:: Directions ::
Would you set down every line of the data below exactly as it reads?

:: Recorded information ::
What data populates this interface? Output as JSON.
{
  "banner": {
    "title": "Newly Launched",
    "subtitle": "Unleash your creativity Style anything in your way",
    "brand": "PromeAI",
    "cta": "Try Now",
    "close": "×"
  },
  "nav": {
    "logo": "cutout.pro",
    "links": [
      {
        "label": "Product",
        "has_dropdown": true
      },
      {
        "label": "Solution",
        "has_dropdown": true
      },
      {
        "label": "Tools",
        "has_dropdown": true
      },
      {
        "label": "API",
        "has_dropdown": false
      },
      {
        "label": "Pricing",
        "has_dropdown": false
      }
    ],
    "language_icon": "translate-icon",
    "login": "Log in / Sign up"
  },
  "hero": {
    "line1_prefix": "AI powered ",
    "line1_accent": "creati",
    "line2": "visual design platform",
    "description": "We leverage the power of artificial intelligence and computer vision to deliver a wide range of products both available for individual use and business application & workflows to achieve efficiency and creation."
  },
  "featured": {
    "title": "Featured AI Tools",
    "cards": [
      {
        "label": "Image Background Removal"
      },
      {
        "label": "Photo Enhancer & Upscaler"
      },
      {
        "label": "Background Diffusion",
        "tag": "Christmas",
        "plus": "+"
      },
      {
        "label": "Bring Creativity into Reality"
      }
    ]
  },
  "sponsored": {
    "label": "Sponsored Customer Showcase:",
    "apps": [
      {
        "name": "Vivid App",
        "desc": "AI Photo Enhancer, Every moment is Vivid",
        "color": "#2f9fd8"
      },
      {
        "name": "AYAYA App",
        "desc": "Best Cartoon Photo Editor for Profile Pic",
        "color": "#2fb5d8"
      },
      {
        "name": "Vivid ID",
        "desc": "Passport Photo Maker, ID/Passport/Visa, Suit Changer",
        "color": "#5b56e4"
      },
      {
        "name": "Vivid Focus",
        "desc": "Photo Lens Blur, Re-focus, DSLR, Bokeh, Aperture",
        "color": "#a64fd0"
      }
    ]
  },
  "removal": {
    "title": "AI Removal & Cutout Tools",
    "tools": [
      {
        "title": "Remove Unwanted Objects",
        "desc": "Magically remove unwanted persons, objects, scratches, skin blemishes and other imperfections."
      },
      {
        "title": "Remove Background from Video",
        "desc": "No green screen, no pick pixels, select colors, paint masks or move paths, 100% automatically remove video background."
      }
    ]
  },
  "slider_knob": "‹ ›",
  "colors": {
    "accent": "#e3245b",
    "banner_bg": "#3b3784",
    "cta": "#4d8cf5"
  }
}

:: Final answer ::
What data populates this interface? Output as JSON.
{
  "banner": {
    "title": "Newly Launched",
    "subtitle": "Unleash your creativity Style anything in your way",
    "brand": "PromeAI",
    "cta": "Try Now",
    "close": "×"
  },
  "nav": {
    "logo": "cutout.pro",
    "links": [
      {
        "label": "Product",
        "has_dropdown": true
      },
      {
        "label": "Solution",
        "has_dropdown": true
      },
      {
        "label": "Tools",
        "has_dropdown": true
      },
      {
        "label": "API",
        "has_dropdown": false
      },
      {
        "label": "Pricing",
        "has_dropdown": false
      }
    ],
    "language_icon": "translate-icon",
    "login": "Log in / Sign up"
  },
  "hero": {
    "line1_prefix": "AI powered ",
    "line1_accent": "creati",
    "line2": "visual design platform",
    "description": "We leverage the power of artificial intelligence and computer vision to deliver a wide range of products both available for individual use and business application & workflows to achieve efficiency and creation."
  },
  "featured": {
    "title": "Featured AI Tools",
    "cards": [
      {
        "label": "Image Background Removal"
      },
      {
        "label": "Photo Enhancer & Upscaler"
      },
      {
        "label": "Background Diffusion",
        "tag": "Christmas",
        "plus": "+"
      },
      {
        "label": "Bring Creativity into Reality"
      }
    ]
  },
  "sponsored": {
    "label": "Sponsored Customer Showcase:",
    "apps": [
      {
        "name": "Vivid App",
        "desc": "AI Photo Enhancer, Every moment is Vivid",
        "color": "#2f9fd8"
      },
      {
        "name": "AYAYA App",
        "desc": "Best Cartoon Photo Editor for Profile Pic",
        "color": "#2fb5d8"
      },
      {
        "name": "Vivid ID",
        "desc": "Passport Photo Maker, ID/Passport/Visa, Suit Changer",
        "color": "#5b56e4"
      },
      {
        "name": "Vivid Focus",
        "desc": "Photo Lens Blur, Re-focus, DSLR, Bokeh, Aperture",
        "color": "#a64fd0"
      }
    ]
  },
  "removal": {
    "title": "AI Removal & Cutout Tools",
    "tools": [
      {
        "title": "Remove Unwanted Objects",
        "desc": "Magically remove unwanted persons, objects, scratches, skin blemishes and other imperfections."
      },
      {
        "title": "Remove Background from Video",
        "desc": "No green screen, no pick pixels, select colors, paint masks or move paths, 100% automatically remove video background."
      }
    ]
  },
  "slider_knob": "‹ ›",
  "colors": {
    "accent": "#e3245b",
    "banner_bg": "#3b3784",
    "cta": "#4d8cf5"
  }
}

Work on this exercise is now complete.